» **Excerpts from a dataset**:

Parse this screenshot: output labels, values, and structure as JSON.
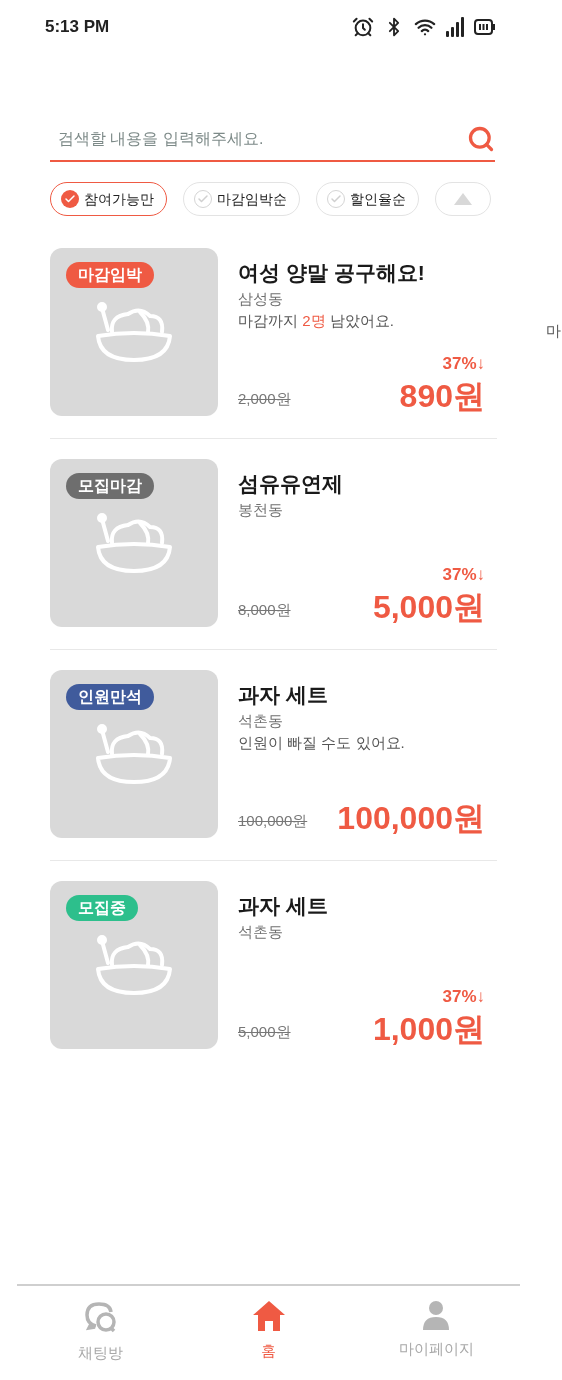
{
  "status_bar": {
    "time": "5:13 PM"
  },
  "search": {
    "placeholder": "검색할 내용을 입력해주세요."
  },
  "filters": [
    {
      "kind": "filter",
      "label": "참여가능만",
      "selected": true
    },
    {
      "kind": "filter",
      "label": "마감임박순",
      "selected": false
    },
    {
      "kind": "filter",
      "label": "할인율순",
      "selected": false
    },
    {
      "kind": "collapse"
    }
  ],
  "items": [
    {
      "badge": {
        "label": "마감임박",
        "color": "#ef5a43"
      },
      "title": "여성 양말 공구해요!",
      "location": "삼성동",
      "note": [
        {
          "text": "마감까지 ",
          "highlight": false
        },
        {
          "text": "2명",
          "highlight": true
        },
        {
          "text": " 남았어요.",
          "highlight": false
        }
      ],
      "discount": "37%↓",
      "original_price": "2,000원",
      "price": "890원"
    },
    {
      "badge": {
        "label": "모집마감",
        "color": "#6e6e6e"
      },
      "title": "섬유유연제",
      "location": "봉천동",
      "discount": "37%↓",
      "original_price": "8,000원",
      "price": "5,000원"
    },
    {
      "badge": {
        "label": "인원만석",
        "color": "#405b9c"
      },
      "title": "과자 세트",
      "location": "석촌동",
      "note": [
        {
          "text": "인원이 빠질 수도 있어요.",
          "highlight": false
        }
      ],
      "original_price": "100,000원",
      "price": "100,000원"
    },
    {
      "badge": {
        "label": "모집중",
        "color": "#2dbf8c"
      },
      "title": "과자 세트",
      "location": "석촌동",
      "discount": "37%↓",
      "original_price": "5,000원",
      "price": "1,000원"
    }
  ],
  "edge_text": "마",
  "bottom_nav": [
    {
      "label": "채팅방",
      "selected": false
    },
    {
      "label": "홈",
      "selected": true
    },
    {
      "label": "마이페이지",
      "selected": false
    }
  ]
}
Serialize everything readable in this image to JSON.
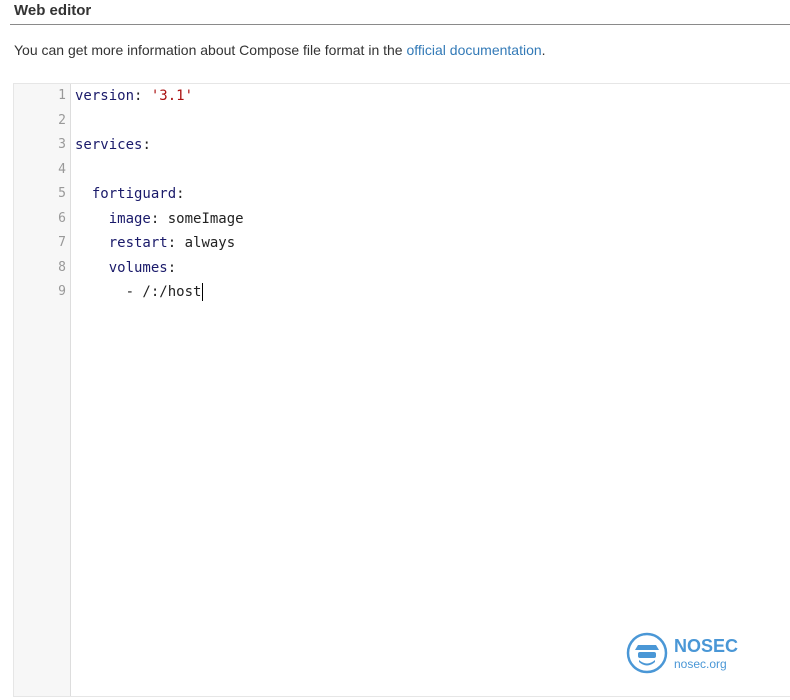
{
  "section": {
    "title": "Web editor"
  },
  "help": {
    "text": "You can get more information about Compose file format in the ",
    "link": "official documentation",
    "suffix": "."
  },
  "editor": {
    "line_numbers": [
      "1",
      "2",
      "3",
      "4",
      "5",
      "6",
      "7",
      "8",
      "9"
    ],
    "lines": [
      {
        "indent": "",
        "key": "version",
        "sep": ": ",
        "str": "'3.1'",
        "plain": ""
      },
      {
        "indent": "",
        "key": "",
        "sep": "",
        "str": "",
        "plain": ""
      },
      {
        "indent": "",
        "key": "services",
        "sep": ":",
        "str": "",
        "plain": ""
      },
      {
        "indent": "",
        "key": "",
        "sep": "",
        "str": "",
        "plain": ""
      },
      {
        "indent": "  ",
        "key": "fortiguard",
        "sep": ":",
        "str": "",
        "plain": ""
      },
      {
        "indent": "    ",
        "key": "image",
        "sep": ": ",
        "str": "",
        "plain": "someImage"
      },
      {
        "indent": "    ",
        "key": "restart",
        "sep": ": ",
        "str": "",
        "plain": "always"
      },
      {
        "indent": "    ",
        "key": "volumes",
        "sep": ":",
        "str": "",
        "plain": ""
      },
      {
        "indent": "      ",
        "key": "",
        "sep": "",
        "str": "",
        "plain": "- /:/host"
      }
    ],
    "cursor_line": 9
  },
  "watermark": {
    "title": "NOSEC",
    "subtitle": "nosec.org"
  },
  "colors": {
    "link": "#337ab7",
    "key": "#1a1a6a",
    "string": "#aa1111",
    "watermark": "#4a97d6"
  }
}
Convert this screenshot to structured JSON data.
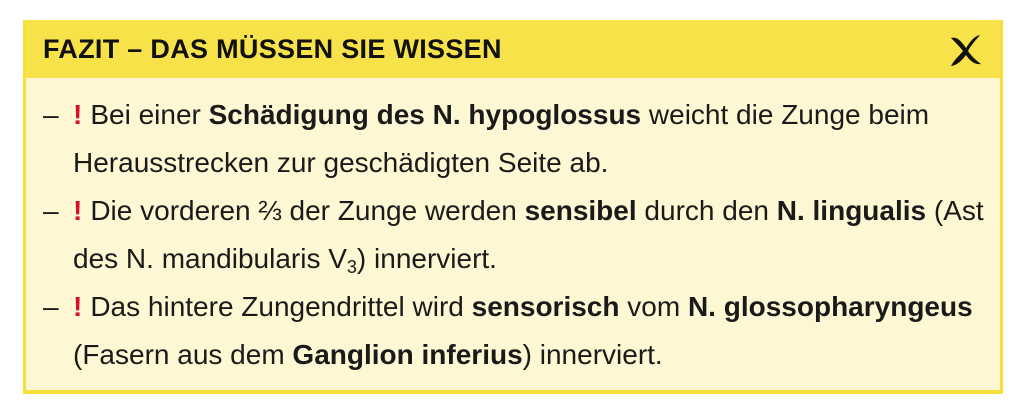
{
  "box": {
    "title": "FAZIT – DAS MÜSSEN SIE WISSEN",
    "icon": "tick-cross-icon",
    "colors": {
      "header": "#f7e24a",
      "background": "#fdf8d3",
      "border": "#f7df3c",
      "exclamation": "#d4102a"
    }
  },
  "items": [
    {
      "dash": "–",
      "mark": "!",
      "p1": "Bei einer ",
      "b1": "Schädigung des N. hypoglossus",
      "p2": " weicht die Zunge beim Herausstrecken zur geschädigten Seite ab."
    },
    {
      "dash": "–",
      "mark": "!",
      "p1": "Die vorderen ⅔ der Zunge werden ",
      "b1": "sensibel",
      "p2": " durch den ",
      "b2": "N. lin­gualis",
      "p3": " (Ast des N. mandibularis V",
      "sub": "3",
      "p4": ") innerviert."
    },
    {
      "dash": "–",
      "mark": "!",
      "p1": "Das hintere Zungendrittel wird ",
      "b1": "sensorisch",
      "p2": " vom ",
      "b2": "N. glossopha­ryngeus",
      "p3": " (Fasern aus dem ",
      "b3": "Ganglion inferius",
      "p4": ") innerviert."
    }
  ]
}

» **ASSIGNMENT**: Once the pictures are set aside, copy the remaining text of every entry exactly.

» **TASK RESULT**:
Parse this screenshot: output labels, values, and structure as JSON.
{
  "status_bar": {
    "time": "5:13 PM"
  },
  "search": {
    "placeholder": "검색할 내용을 입력해주세요."
  },
  "filters": [
    {
      "kind": "filter",
      "label": "참여가능만",
      "selected": true
    },
    {
      "kind": "filter",
      "label": "마감임박순",
      "selected": false
    },
    {
      "kind": "filter",
      "label": "할인율순",
      "selected": false
    },
    {
      "kind": "collapse"
    }
  ],
  "items": [
    {
      "badge": {
        "label": "마감임박",
        "color": "#ef5a43"
      },
      "title": "여성 양말 공구해요!",
      "location": "삼성동",
      "note": [
        {
          "text": "마감까지 ",
          "highlight": false
        },
        {
          "text": "2명",
          "highlight": true
        },
        {
          "text": " 남았어요.",
          "highlight": false
        }
      ],
      "discount": "37%↓",
      "original_price": "2,000원",
      "price": "890원"
    },
    {
      "badge": {
        "label": "모집마감",
        "color": "#6e6e6e"
      },
      "title": "섬유유연제",
      "location": "봉천동",
      "discount": "37%↓",
      "original_price": "8,000원",
      "price": "5,000원"
    },
    {
      "badge": {
        "label": "인원만석",
        "color": "#405b9c"
      },
      "title": "과자 세트",
      "location": "석촌동",
      "note": [
        {
          "text": "인원이 빠질 수도 있어요.",
          "highlight": false
        }
      ],
      "original_price": "100,000원",
      "price": "100,000원"
    },
    {
      "badge": {
        "label": "모집중",
        "color": "#2dbf8c"
      },
      "title": "과자 세트",
      "location": "석촌동",
      "discount": "37%↓",
      "original_price": "5,000원",
      "price": "1,000원"
    }
  ],
  "edge_text": "마",
  "bottom_nav": [
    {
      "label": "채팅방",
      "selected": false
    },
    {
      "label": "홈",
      "selected": true
    },
    {
      "label": "마이페이지",
      "selected": false
    }
  ]
}
Serialize everything readable in this image to JSON.
{
  "section": {
    "title": "Web editor"
  },
  "help": {
    "text": "You can get more information about Compose file format in the ",
    "link": "official documentation",
    "suffix": "."
  },
  "editor": {
    "line_numbers": [
      "1",
      "2",
      "3",
      "4",
      "5",
      "6",
      "7",
      "8",
      "9"
    ],
    "lines": [
      {
        "indent": "",
        "key": "version",
        "sep": ": ",
        "str": "'3.1'",
        "plain": ""
      },
      {
        "indent": "",
        "key": "",
        "sep": "",
        "str": "",
        "plain": ""
      },
      {
        "indent": "",
        "key": "services",
        "sep": ":",
        "str": "",
        "plain": ""
      },
      {
        "indent": "",
        "key": "",
        "sep": "",
        "str": "",
        "plain": ""
      },
      {
        "indent": "  ",
        "key": "fortiguard",
        "sep": ":",
        "str": "",
        "plain": ""
      },
      {
        "indent": "    ",
        "key": "image",
        "sep": ": ",
        "str": "",
        "plain": "someImage"
      },
      {
        "indent": "    ",
        "key": "restart",
        "sep": ": ",
        "str": "",
        "plain": "always"
      },
      {
        "indent": "    ",
        "key": "volumes",
        "sep": ":",
        "str": "",
        "plain": ""
      },
      {
        "indent": "      ",
        "key": "",
        "sep": "",
        "str": "",
        "plain": "- /:/host"
      }
    ],
    "cursor_line": 9
  },
  "watermark": {
    "title": "NOSEC",
    "subtitle": "nosec.org"
  },
  "colors": {
    "link": "#337ab7",
    "key": "#1a1a6a",
    "string": "#aa1111",
    "watermark": "#4a97d6"
  }
}
Convert this screenshot to structured JSON data.
{
  "box": {
    "title": "FAZIT – DAS MÜSSEN SIE WISSEN",
    "icon": "tick-cross-icon",
    "colors": {
      "header": "#f7e24a",
      "background": "#fdf8d3",
      "border": "#f7df3c",
      "exclamation": "#d4102a"
    }
  },
  "items": [
    {
      "dash": "–",
      "mark": "!",
      "p1": "Bei einer ",
      "b1": "Schädigung des N. hypoglossus",
      "p2": " weicht die Zunge beim Herausstrecken zur geschädigten Seite ab."
    },
    {
      "dash": "–",
      "mark": "!",
      "p1": "Die vorderen ⅔ der Zunge werden ",
      "b1": "sensibel",
      "p2": " durch den ",
      "b2": "N. lin­gualis",
      "p3": " (Ast des N. mandibularis V",
      "sub": "3",
      "p4": ") innerviert."
    },
    {
      "dash": "–",
      "mark": "!",
      "p1": "Das hintere Zungendrittel wird ",
      "b1": "sensorisch",
      "p2": " vom ",
      "b2": "N. glossopha­ryngeus",
      "p3": " (Fasern aus dem ",
      "b3": "Ganglion inferius",
      "p4": ") innerviert."
    }
  ]
}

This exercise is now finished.